When we first took to the track, back in 2008, fear was the dominant emotion. After a session of only six or seven laps, it took every ounce of energy we could muster just to climb out of the car. A bottle of water or sports drink later, and we still were shaking from the experience. As raw rookies, those early weekends were ones of survival where primal instincts kicked in and adrenalin pumped unabated through our bodies.
But familiarity proved to be not just a plus, but a thief – stealing our attention the more we circulated a track. Familiarity gradually saw us develop better technique and helped us become smooth, but it also tricked us into letting our minds return to more mundane pursuits!
“Being distracted and not concentrating - what a difference!” Margo would often return from a track outing and grab her PDA, anxious about an ongoing problem with her work. And at times like these, her on-track performance suffered noticeably.
“While thinking of stuff when driving around the track, as I sometimes did,” Margo wrote, “I could not remember the sequence of corners even if my life kind of depended on it!” However, there were some good times where “on those occasions when I did concentrate, the results were so much better!”
It was common knowledge to all those who drove in her group, don’t worry about her first session of the day as it will be slow; and as for the first two laps of the remaining sessions, she will be waiving everyone else past as she looks for a clear track. The results at the end of the day however showed significant improvement, and this year saw Margo not only drive with a more advanced group where there was passing everywhere on the track, but she completed five laps of the Nurburgring during a closed track day, where manufacturers had brought developmental race cars to the circuit!
Going Fast! Having Fun!
It’s the well-known mantra of the clubs we join for these weekends; what are we here to do? Drive fast! Have fun, and to do so, in a safe, well managed, environment. This year, we have really come to understand this message and with each event, we have eagerly anticipated the weekend’s arrival!
Our protocol for weekends at the track evolved considerably and perhaps, it was this process that led to Margo’s earlier observations. We began trailering the Vette to events and we switched to a stickier tire – running most of the year on Toyo R888s with considerable success.

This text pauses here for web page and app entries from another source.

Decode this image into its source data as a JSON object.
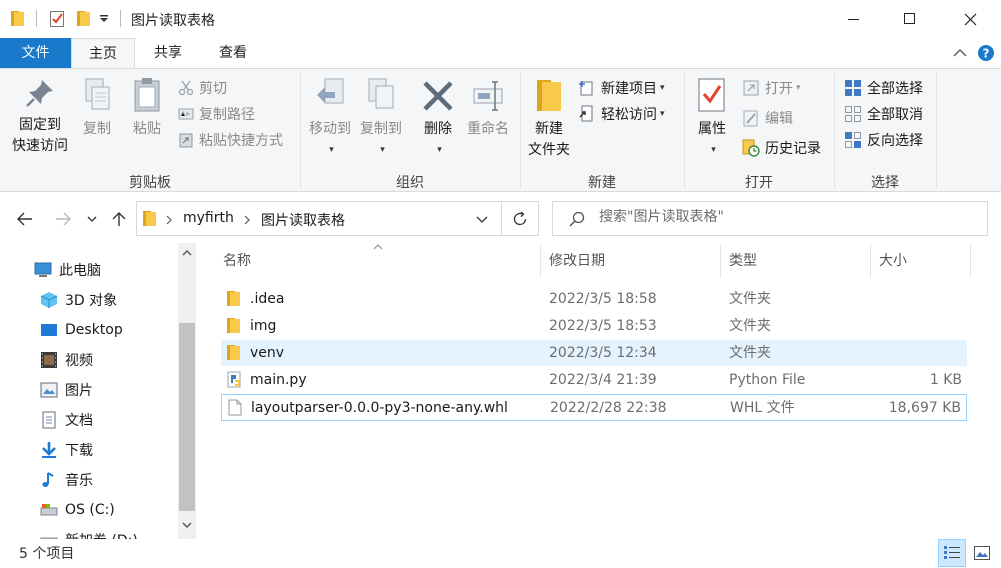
{
  "window": {
    "title": "图片读取表格"
  },
  "ribbon_tabs": {
    "file": "文件",
    "home": "主页",
    "share": "共享",
    "view": "查看"
  },
  "ribbon": {
    "clipboard": {
      "label": "剪贴板",
      "pin_line1": "固定到",
      "pin_line2": "快速访问",
      "copy": "复制",
      "paste": "粘贴",
      "cut": "剪切",
      "copy_path": "复制路径",
      "paste_shortcut": "粘贴快捷方式"
    },
    "organize": {
      "label": "组织",
      "move_to": "移动到",
      "copy_to": "复制到",
      "delete": "删除",
      "rename": "重命名"
    },
    "new": {
      "label": "新建",
      "new_folder_line1": "新建",
      "new_folder_line2": "文件夹",
      "new_item": "新建项目",
      "easy_access": "轻松访问"
    },
    "open": {
      "label": "打开",
      "properties": "属性",
      "open": "打开",
      "edit": "编辑",
      "history": "历史记录"
    },
    "select": {
      "label": "选择",
      "select_all": "全部选择",
      "select_none": "全部取消",
      "invert": "反向选择"
    }
  },
  "address": {
    "breadcrumb": [
      "myfirth",
      "图片读取表格"
    ],
    "search_placeholder": "搜索\"图片读取表格\""
  },
  "nav_pane": {
    "items": [
      {
        "label": "此电脑",
        "icon": "pc-icon"
      },
      {
        "label": "3D 对象",
        "icon": "3d-objects-icon"
      },
      {
        "label": "Desktop",
        "icon": "desktop-icon"
      },
      {
        "label": "视频",
        "icon": "video-icon"
      },
      {
        "label": "图片",
        "icon": "pictures-icon"
      },
      {
        "label": "文档",
        "icon": "documents-icon"
      },
      {
        "label": "下载",
        "icon": "downloads-icon"
      },
      {
        "label": "音乐",
        "icon": "music-icon"
      },
      {
        "label": "OS (C:)",
        "icon": "drive-icon"
      },
      {
        "label": "新加卷 (D:)",
        "icon": "drive-icon"
      }
    ]
  },
  "file_list": {
    "columns": [
      "名称",
      "修改日期",
      "类型",
      "大小"
    ],
    "rows": [
      {
        "name": ".idea",
        "date": "2022/3/5 18:58",
        "type": "文件夹",
        "size": "",
        "icon": "folder-icon"
      },
      {
        "name": "img",
        "date": "2022/3/5 18:53",
        "type": "文件夹",
        "size": "",
        "icon": "folder-icon"
      },
      {
        "name": "venv",
        "date": "2022/3/5 12:34",
        "type": "文件夹",
        "size": "",
        "icon": "folder-icon"
      },
      {
        "name": "main.py",
        "date": "2022/3/4 21:39",
        "type": "Python File",
        "size": "1 KB",
        "icon": "python-file-icon"
      },
      {
        "name": "layoutparser-0.0.0-py3-none-any.whl",
        "date": "2022/2/28 22:38",
        "type": "WHL 文件",
        "size": "18,697 KB",
        "icon": "file-icon"
      }
    ]
  },
  "status_bar": {
    "count": "5 个项目"
  },
  "colors": {
    "accent": "#1979ca",
    "folder": "#f8c94a",
    "hover": "#e5f3ff",
    "selected_border": "#99d1ff"
  }
}
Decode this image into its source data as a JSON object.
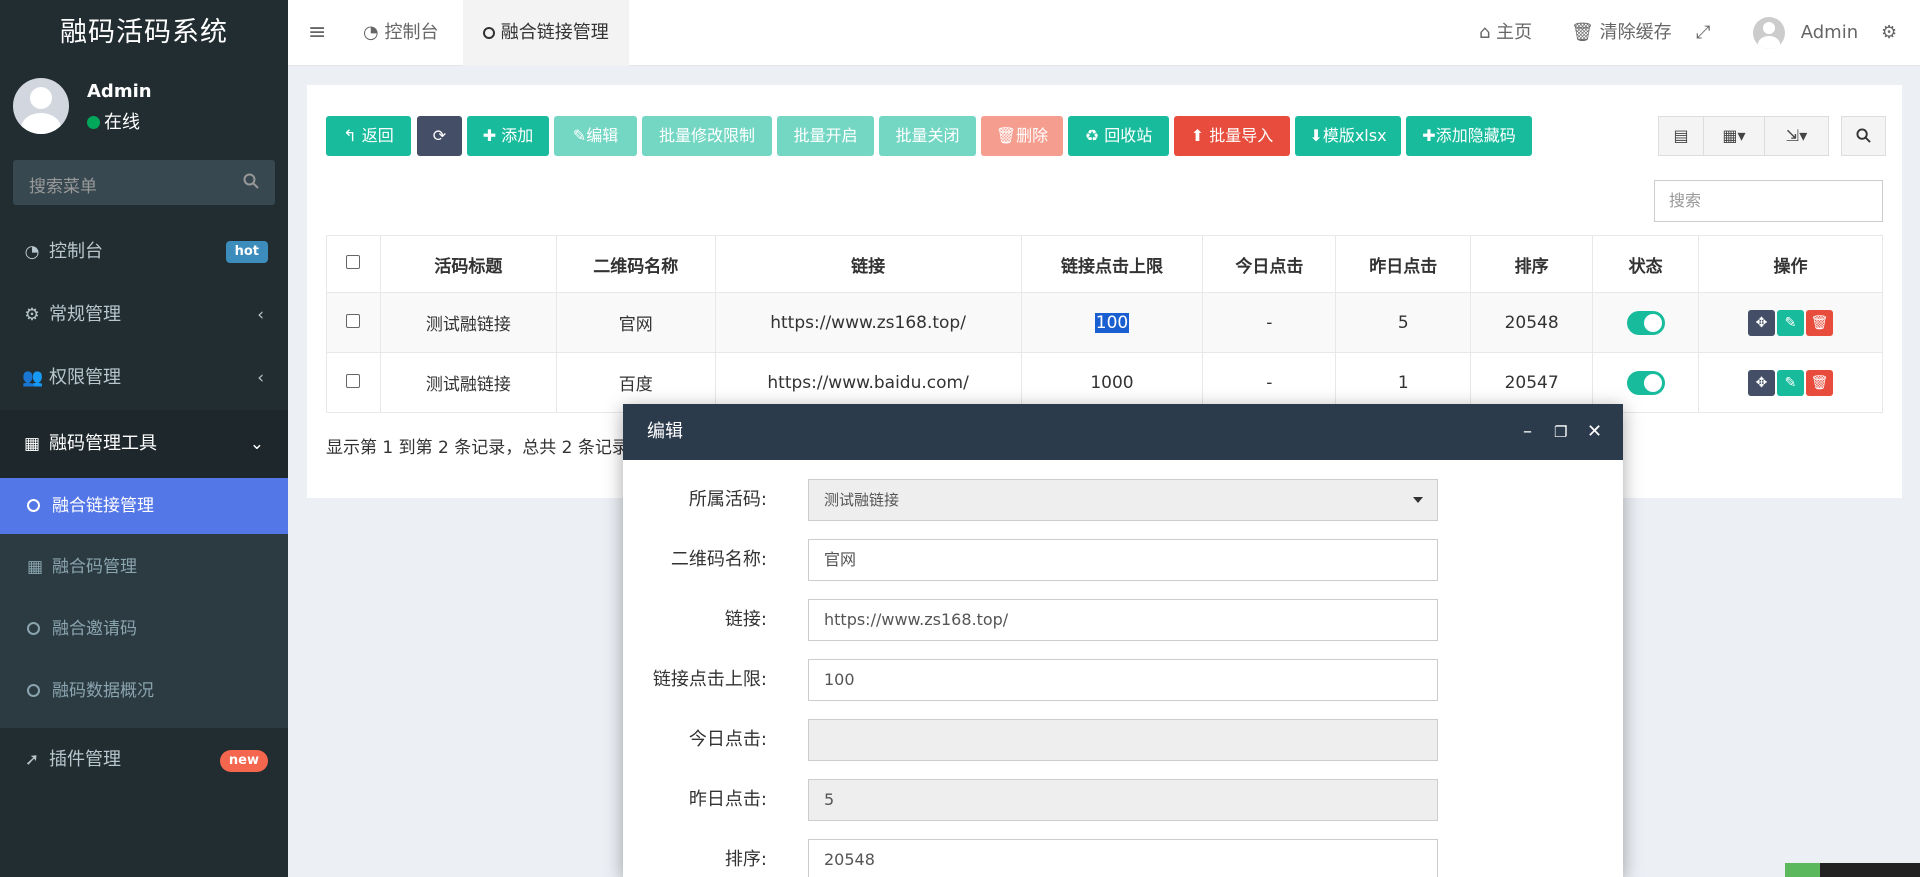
{
  "app": {
    "title": "融码活码系统"
  },
  "user": {
    "name": "Admin",
    "status": "在线"
  },
  "sidebar": {
    "search_placeholder": "搜索菜单",
    "items": [
      {
        "label": "控制台",
        "badge": "hot",
        "icon": "dashboard-icon"
      },
      {
        "label": "常规管理",
        "arrow": "‹",
        "icon": "cogs-icon"
      },
      {
        "label": "权限管理",
        "arrow": "‹",
        "icon": "users-icon"
      },
      {
        "label": "融码管理工具",
        "arrow": "⌄",
        "icon": "qrcode-icon"
      },
      {
        "label": "插件管理",
        "badge": "new",
        "icon": "rocket-icon"
      }
    ],
    "subitems": [
      {
        "label": "融合链接管理",
        "icon": "circle-icon",
        "active": true
      },
      {
        "label": "融合码管理",
        "icon": "qrcode-icon"
      },
      {
        "label": "融合邀请码",
        "icon": "circle-icon"
      },
      {
        "label": "融码数据概况",
        "icon": "circle-icon"
      }
    ]
  },
  "header": {
    "tabs": [
      {
        "label": "控制台",
        "icon": "dashboard-icon"
      },
      {
        "label": "融合链接管理",
        "icon": "circle-icon",
        "active": true
      }
    ],
    "home_label": "主页",
    "clear_cache_label": "清除缓存",
    "admin_label": "Admin"
  },
  "toolbar": {
    "back": "返回",
    "add": "添加",
    "edit": "编辑",
    "batch_limit": "批量修改限制",
    "batch_open": "批量开启",
    "batch_close": "批量关闭",
    "delete": "删除",
    "recycle": "回收站",
    "batch_import": "批量导入",
    "template": "模版xlsx",
    "add_hidden": "添加隐藏码"
  },
  "search": {
    "placeholder": "搜索"
  },
  "table": {
    "columns": [
      "活码标题",
      "二维码名称",
      "链接",
      "链接点击上限",
      "今日点击",
      "昨日点击",
      "排序",
      "状态",
      "操作"
    ],
    "rows": [
      {
        "title": "测试融链接",
        "qr_name": "官网",
        "link": "https://www.zs168.top/",
        "limit": "100",
        "today": "-",
        "yesterday": "5",
        "sort": "20548",
        "status": true
      },
      {
        "title": "测试融链接",
        "qr_name": "百度",
        "link": "https://www.baidu.com/",
        "limit": "1000",
        "today": "-",
        "yesterday": "1",
        "sort": "20547",
        "status": true
      }
    ],
    "summary": "显示第 1 到第 2 条记录，总共 2 条记录"
  },
  "modal": {
    "title": "编辑",
    "fields": [
      {
        "label": "所属活码:",
        "value": "测试融链接",
        "type": "select"
      },
      {
        "label": "二维码名称:",
        "value": "官网"
      },
      {
        "label": "链接:",
        "value": "https://www.zs168.top/"
      },
      {
        "label": "链接点击上限:",
        "value": "100"
      },
      {
        "label": "今日点击:",
        "value": "",
        "disabled": true
      },
      {
        "label": "昨日点击:",
        "value": "5",
        "disabled": true
      },
      {
        "label": "排序:",
        "value": "20548"
      }
    ]
  },
  "colors": {
    "sidebar_bg": "#222d32",
    "active_menu": "#5477e8",
    "success": "#18bc9c",
    "danger": "#e74c3c",
    "modal_header": "#2c3b4c"
  }
}
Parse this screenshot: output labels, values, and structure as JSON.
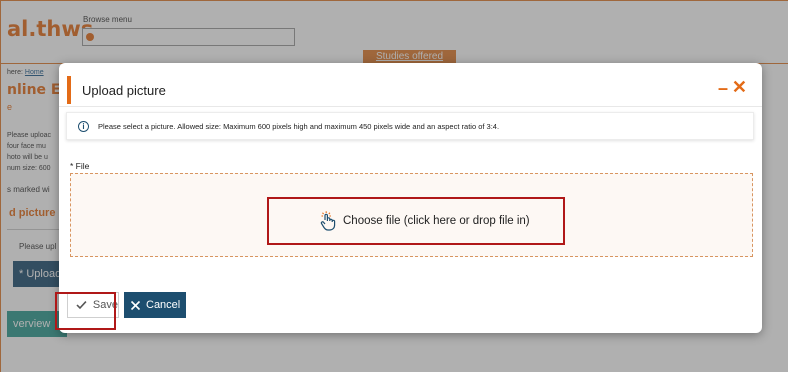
{
  "background": {
    "logo_text": "al.thws",
    "browse_label": "Browse menu",
    "studies_tab": "Studies offered",
    "breadcrumb_prefix": "here:",
    "breadcrumb_home": "Home",
    "page_title": "nline En",
    "page_sub": "e",
    "paragraph_lines": [
      "Please uploac",
      "four face mu",
      "hoto will be u",
      "num size: 600"
    ],
    "marked_text": "s marked wi",
    "upload_heading": "d picture",
    "please_text": "Please upl",
    "upload_button": "* Upload",
    "overview_button": "verview"
  },
  "modal": {
    "title": "Upload picture",
    "minimize_glyph": "–",
    "close_glyph": "✕",
    "info_text": "Please select a picture. Allowed size: Maximum 600 pixels high and maximum 450 pixels wide and an aspect ratio of 3:4.",
    "file_label": "* File",
    "choose_file_text": "Choose file (click here or drop file in)",
    "save_label": "Save",
    "cancel_label": "Cancel"
  },
  "colors": {
    "accent": "#e36b17",
    "primary": "#1d4e6f",
    "highlight": "#b01818"
  }
}
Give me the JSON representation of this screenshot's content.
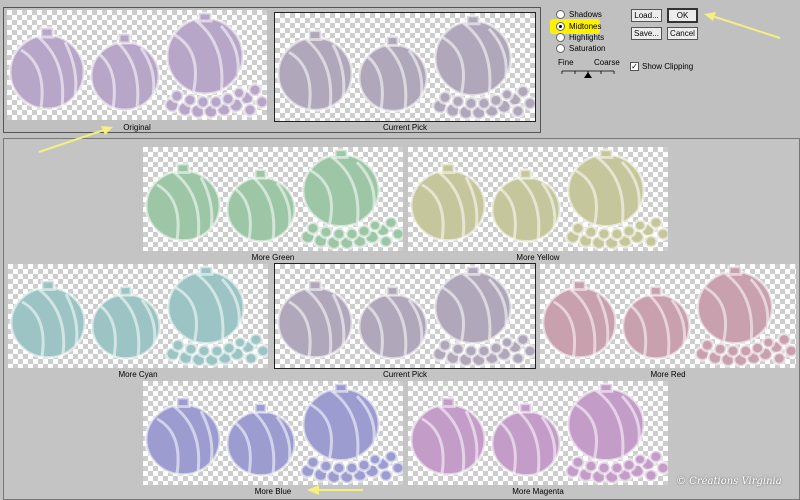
{
  "dialog": {
    "tonal_range": {
      "options": [
        {
          "label": "Shadows",
          "selected": false
        },
        {
          "label": "Midtones",
          "selected": true
        },
        {
          "label": "Highlights",
          "selected": false
        },
        {
          "label": "Saturation",
          "selected": false
        }
      ],
      "highlight_color": "#fff200"
    },
    "fine_coarse": {
      "fine_label": "Fine",
      "coarse_label": "Coarse"
    },
    "show_clipping": {
      "label": "Show Clipping",
      "checked": true
    },
    "buttons": {
      "load": "Load...",
      "save": "Save...",
      "ok": "OK",
      "cancel": "Cancel"
    }
  },
  "top_previews": {
    "original": "Original",
    "current_pick": "Current Pick"
  },
  "variations": {
    "more_green": "More Green",
    "more_yellow": "More Yellow",
    "more_cyan": "More Cyan",
    "current_pick": "Current Pick",
    "more_red": "More Red",
    "more_blue": "More Blue",
    "more_magenta": "More Magenta"
  },
  "tints": {
    "original": "#b8a6c8",
    "current_pick": "#b0a8ba",
    "more_green": "#9cc6a6",
    "more_yellow": "#c6c69c",
    "more_cyan": "#9cc4c4",
    "more_red": "#c8a0ae",
    "more_blue": "#9c9cd0",
    "more_magenta": "#c49cc8"
  },
  "watermark": "© Créations Virginia",
  "arrow_color": "#f4f080"
}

Brake pads had been upgraded to Hawk HP+ a little earlier, and we had added ducting to direct airflow to the front brake rotors which really helped extend the life of the rotors.
But with more frequent appearances at the tracks, we began to recognize more of the participants and we began to feel more at ease with the officials and the other participants. 2010 can perhaps be best considered as the year Margo and I made real progress, became more at ease behind the wheel, saw considerable and indeed consistent improvement in our lap times (even as they were hand-timed by others who watched us both), and developed many new friendships.
“The social aspect of track events and making friends - yes, I enjoyed it,” Margo closed out her email. She then suggested that “whatever we do and wherever we go, we meet people that share our interests whether it’s cars, or golf, or skiing, or simply reading books and enjoying a bottle of good wine! Each group may seem different at first yet, in many instances, the friends I now have share more than one of my interests!”
There will be real challenges ahead and we will shortly be changing gear and beginning our preparations for 2011. But already the plans we had first laid out appear to be in flux as business travel and work commitments are shutting down our options. It’s increasingly apparent that Margo’s initial musings on doing perhaps just three, maybe four, events a year will come to fruition.
No matter, there’s still weeks to go and we will put a program together of one kind or another and yes, the big Vette will remain our track car and, in time, will be plastered with numbers and decals once again! We may enjoy the social aspects of these weekends but also there’s still that huge adrenalin rush every time we fire up the car and perhaps, just for that reason alone, you may come across us at one track or the other so do come on by, take a little time out, as we will surely enjoy your friendship!